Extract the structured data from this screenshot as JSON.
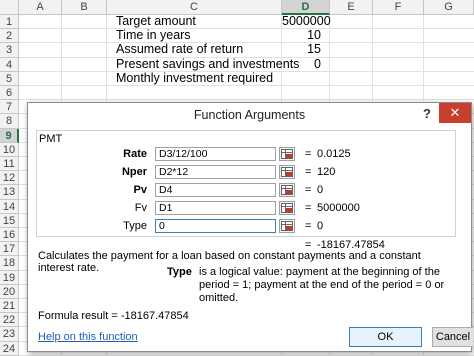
{
  "sheet": {
    "columns": [
      "A",
      "B",
      "C",
      "D",
      "E",
      "F",
      "G"
    ],
    "active_column": "D",
    "rows": [
      "1",
      "2",
      "3",
      "4",
      "5",
      "6",
      "7",
      "8",
      "9",
      "10",
      "11",
      "12",
      "13",
      "14",
      "15",
      "16",
      "17",
      "18",
      "19",
      "20",
      "21",
      "22",
      "23",
      "24"
    ],
    "active_row": "9",
    "cells": [
      {
        "label": "Target amount",
        "value": "5000000"
      },
      {
        "label": "Time in years",
        "value": "10"
      },
      {
        "label": "Assumed rate of return",
        "value": "15"
      },
      {
        "label": "Present savings and investments",
        "value": "0"
      },
      {
        "label": "Monthly investment required",
        "value": ""
      }
    ]
  },
  "dialog": {
    "title": "Function Arguments",
    "help_glyph": "?",
    "close_glyph": "✕",
    "function_name": "PMT",
    "args": [
      {
        "label": "Rate",
        "bold": true,
        "input": "D3/12/100",
        "result": "0.0125"
      },
      {
        "label": "Nper",
        "bold": true,
        "input": "D2*12",
        "result": "120"
      },
      {
        "label": "Pv",
        "bold": true,
        "input": "D4",
        "result": "0"
      },
      {
        "label": "Fv",
        "bold": false,
        "input": "D1",
        "result": "5000000"
      },
      {
        "label": "Type",
        "bold": false,
        "input": "0",
        "result": "0"
      }
    ],
    "equals": "=",
    "result": "-18167.47854",
    "description": "Calculates the payment for a loan based on constant payments and a constant interest rate.",
    "arg_desc_name": "Type",
    "arg_desc_text": "is a logical value: payment at the beginning of the period = 1; payment at the end of the period = 0 or omitted.",
    "formula_result_label": "Formula result =",
    "formula_result_value": "-18167.47854",
    "help_link": "Help on this function",
    "ok_label": "OK",
    "cancel_label": "Cancel"
  },
  "colors": {
    "accent_green": "#217346",
    "close_red": "#c7402e",
    "link_blue": "#1f5fb5"
  }
}
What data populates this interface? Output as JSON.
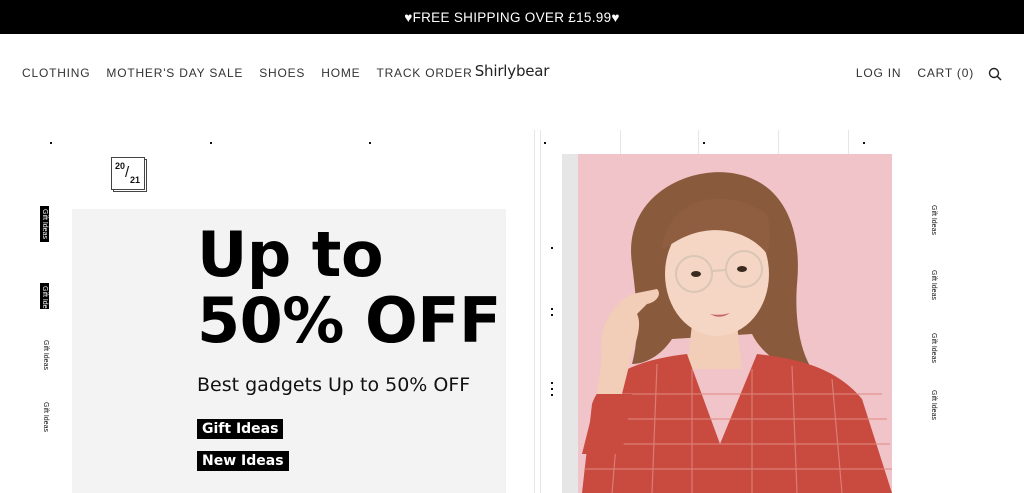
{
  "announcement": {
    "text": "♥FREE SHIPPING OVER £15.99♥"
  },
  "header": {
    "nav_left": [
      "CLOTHING",
      "MOTHER'S DAY SALE",
      "SHOES",
      "HOME",
      "TRACK ORDER"
    ],
    "brand": "Shirlybear",
    "login": "LOG IN",
    "cart": "CART (0)",
    "search_icon": "search-icon"
  },
  "badge": {
    "top": "20",
    "bottom": "21"
  },
  "side_tabs": [
    "Gift Ideas",
    "Gift Ideas",
    "Gift Ideas",
    "Gift Ideas"
  ],
  "right_tabs": [
    "Gift Ideas",
    "Gift Ideas",
    "Gift Ideas",
    "Gift Ideas"
  ],
  "promo": {
    "headline_line1": "Up to",
    "headline_line2": "50% OFF",
    "subline": "Best gadgets Up to 50% OFF",
    "tag1": "Gift Ideas",
    "tag2": "New Ideas"
  },
  "colors": {
    "announcement_bg": "#000000",
    "promo_bg": "#f3f3f3",
    "photo_bg": "#f0c4c8",
    "shirt": "#c94a3f"
  }
}
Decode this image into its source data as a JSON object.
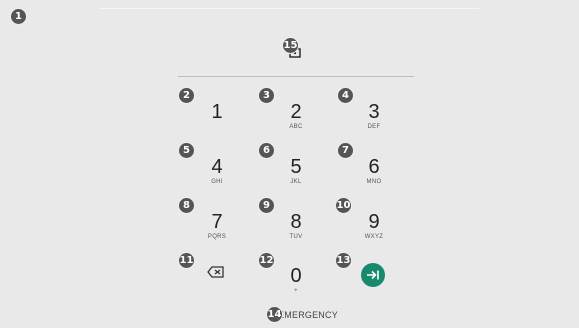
{
  "markers": [
    "1",
    "2",
    "3",
    "4",
    "5",
    "6",
    "7",
    "8",
    "9",
    "10",
    "11",
    "12",
    "13",
    "14",
    "15"
  ],
  "keypad": [
    {
      "digit": "1",
      "letters": ""
    },
    {
      "digit": "2",
      "letters": "ABC"
    },
    {
      "digit": "3",
      "letters": "DEF"
    },
    {
      "digit": "4",
      "letters": "GHI"
    },
    {
      "digit": "5",
      "letters": "JKL"
    },
    {
      "digit": "6",
      "letters": "MNO"
    },
    {
      "digit": "7",
      "letters": "PQRS"
    },
    {
      "digit": "8",
      "letters": "TUV"
    },
    {
      "digit": "9",
      "letters": "WXYZ"
    },
    {
      "digit": "0",
      "letters": "+"
    }
  ],
  "emergency_label": "EMERGENCY",
  "icons": {
    "backspace": "backspace-icon",
    "enter": "enter-arrow-icon",
    "pin": "lock-icon"
  },
  "colors": {
    "background": "#e9e9e9",
    "enter_button": "#178a6d"
  }
}
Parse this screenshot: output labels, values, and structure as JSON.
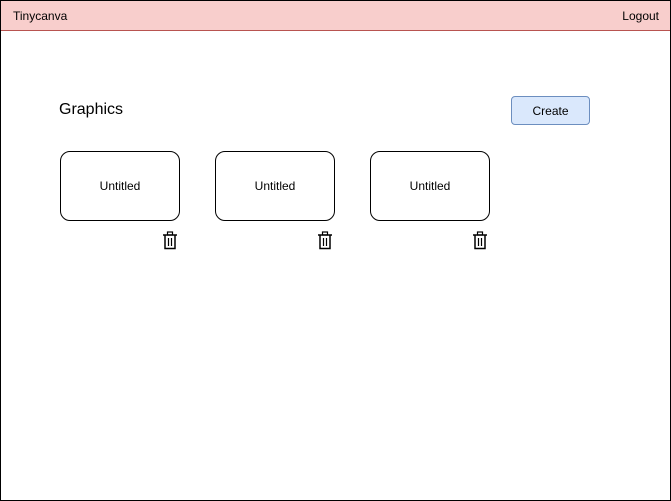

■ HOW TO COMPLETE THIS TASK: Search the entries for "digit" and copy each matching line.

■ OUTPUT FOR THIS EXERCISE:
      "digit": "1",
      "digit": "2",
      "digit": "3",
      "digit": "4",
      "digit": "5",
      "digit": "6",
      "digit": "7",
      "digit": "8",
      "digit": "9",
      "digit": "0",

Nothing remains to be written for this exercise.